[[ MATERIAL SUPPLIED open ]]

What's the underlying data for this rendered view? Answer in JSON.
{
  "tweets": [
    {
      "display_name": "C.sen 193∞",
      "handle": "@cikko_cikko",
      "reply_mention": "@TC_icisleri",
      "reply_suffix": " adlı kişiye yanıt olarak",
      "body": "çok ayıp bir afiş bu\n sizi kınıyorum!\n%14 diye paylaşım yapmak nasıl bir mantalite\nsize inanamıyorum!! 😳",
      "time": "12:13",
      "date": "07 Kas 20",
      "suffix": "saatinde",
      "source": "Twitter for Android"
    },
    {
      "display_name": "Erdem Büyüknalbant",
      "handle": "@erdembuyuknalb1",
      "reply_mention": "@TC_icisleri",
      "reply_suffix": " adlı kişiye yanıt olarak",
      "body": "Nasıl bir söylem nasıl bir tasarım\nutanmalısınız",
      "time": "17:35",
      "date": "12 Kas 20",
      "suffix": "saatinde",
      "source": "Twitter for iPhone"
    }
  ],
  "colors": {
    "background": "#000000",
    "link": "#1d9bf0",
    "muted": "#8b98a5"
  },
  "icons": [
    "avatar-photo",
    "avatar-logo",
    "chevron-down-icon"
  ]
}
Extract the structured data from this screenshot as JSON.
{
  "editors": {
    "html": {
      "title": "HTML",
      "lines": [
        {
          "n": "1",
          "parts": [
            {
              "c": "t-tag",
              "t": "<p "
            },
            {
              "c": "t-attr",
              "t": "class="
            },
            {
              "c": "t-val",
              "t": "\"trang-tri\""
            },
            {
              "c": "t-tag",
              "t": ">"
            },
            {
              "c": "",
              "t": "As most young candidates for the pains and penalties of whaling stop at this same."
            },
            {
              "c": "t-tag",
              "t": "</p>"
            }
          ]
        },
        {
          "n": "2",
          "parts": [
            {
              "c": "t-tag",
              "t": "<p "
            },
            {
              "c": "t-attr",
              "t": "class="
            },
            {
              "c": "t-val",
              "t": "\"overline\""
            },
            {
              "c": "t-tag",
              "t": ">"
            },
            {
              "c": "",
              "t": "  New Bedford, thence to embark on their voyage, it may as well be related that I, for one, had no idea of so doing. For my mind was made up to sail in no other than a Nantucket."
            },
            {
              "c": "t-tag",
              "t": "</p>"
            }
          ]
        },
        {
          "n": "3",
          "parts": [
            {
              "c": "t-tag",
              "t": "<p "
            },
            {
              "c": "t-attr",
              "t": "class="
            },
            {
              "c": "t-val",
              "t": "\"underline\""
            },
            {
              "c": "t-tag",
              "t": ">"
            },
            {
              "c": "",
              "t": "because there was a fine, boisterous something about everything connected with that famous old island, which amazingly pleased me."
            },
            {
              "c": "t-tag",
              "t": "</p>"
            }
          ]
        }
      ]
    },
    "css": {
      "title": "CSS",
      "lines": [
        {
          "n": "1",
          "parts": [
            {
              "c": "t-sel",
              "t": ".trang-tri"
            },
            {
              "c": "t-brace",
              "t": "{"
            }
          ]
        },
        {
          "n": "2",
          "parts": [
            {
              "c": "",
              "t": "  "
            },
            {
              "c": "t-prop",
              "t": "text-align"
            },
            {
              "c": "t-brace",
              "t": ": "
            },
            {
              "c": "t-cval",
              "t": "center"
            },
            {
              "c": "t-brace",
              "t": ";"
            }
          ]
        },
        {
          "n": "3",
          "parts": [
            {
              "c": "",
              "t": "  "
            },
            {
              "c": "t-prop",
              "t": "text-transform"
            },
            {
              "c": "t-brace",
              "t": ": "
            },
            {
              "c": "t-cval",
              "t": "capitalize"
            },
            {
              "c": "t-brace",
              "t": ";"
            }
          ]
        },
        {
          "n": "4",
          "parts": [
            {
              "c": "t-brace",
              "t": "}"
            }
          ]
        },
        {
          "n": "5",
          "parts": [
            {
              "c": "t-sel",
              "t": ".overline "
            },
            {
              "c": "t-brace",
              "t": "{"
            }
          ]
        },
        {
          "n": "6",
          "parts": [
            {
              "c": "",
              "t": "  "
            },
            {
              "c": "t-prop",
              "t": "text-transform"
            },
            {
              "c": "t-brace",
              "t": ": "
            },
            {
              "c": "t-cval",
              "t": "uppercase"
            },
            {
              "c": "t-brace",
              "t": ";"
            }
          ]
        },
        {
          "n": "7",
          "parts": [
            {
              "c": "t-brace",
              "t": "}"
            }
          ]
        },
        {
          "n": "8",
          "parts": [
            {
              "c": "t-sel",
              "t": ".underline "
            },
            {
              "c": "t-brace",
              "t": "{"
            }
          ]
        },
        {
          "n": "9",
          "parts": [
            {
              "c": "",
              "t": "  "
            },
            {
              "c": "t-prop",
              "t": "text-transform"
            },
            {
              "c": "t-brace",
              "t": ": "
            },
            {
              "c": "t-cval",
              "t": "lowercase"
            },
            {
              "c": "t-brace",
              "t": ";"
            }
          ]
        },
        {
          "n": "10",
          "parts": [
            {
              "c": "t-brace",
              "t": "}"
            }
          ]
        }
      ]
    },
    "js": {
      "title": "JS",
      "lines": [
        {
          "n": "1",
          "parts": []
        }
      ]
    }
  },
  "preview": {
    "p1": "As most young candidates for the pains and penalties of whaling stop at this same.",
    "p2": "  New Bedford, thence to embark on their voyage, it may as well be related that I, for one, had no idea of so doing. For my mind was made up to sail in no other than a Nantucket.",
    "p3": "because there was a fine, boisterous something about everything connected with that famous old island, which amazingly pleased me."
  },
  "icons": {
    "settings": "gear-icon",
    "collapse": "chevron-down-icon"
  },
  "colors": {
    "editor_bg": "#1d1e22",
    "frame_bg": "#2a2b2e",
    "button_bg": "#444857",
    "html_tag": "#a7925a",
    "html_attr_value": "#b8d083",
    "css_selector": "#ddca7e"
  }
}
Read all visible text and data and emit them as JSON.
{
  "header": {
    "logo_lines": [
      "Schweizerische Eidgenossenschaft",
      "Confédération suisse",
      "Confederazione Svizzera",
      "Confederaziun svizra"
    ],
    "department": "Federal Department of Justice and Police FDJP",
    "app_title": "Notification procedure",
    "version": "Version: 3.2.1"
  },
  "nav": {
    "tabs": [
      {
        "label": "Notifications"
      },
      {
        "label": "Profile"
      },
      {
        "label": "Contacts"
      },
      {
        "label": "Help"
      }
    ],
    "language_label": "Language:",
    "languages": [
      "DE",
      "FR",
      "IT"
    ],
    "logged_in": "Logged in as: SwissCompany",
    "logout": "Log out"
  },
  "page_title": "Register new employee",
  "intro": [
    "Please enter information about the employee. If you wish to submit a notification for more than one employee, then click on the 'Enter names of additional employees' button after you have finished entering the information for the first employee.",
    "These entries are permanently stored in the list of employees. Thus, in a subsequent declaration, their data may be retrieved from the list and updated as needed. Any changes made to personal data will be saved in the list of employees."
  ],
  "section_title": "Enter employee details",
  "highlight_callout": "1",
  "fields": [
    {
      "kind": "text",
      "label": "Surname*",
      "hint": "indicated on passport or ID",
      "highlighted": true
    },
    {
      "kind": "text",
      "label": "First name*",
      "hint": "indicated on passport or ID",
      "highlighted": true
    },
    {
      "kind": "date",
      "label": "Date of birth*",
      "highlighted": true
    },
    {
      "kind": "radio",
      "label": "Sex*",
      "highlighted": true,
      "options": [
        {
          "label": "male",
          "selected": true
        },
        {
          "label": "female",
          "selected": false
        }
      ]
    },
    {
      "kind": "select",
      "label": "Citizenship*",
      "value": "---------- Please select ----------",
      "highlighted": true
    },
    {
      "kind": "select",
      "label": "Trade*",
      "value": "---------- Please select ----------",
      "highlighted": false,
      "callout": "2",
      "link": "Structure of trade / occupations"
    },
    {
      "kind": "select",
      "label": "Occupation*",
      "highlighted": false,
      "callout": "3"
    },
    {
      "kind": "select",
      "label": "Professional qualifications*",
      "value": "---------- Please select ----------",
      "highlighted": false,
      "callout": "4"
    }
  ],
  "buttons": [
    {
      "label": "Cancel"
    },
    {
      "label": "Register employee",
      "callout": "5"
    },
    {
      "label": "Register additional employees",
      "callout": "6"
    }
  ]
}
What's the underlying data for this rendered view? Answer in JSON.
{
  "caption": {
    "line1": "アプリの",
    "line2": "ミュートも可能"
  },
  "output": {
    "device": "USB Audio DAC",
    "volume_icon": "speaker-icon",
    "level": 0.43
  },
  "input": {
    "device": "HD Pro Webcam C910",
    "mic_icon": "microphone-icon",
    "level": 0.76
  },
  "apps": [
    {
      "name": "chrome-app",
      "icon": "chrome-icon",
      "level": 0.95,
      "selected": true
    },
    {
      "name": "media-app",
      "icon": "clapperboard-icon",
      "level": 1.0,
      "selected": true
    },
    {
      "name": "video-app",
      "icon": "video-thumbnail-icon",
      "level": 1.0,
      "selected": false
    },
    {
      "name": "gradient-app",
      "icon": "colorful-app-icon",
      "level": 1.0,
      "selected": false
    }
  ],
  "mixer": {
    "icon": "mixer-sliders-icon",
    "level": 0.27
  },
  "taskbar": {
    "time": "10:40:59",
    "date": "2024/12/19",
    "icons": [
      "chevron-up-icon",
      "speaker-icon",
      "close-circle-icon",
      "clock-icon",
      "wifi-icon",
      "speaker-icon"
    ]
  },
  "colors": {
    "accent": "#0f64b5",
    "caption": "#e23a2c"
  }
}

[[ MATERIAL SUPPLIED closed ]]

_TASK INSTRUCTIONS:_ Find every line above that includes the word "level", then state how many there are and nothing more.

_ANSWER TO THIS TASK:_ 7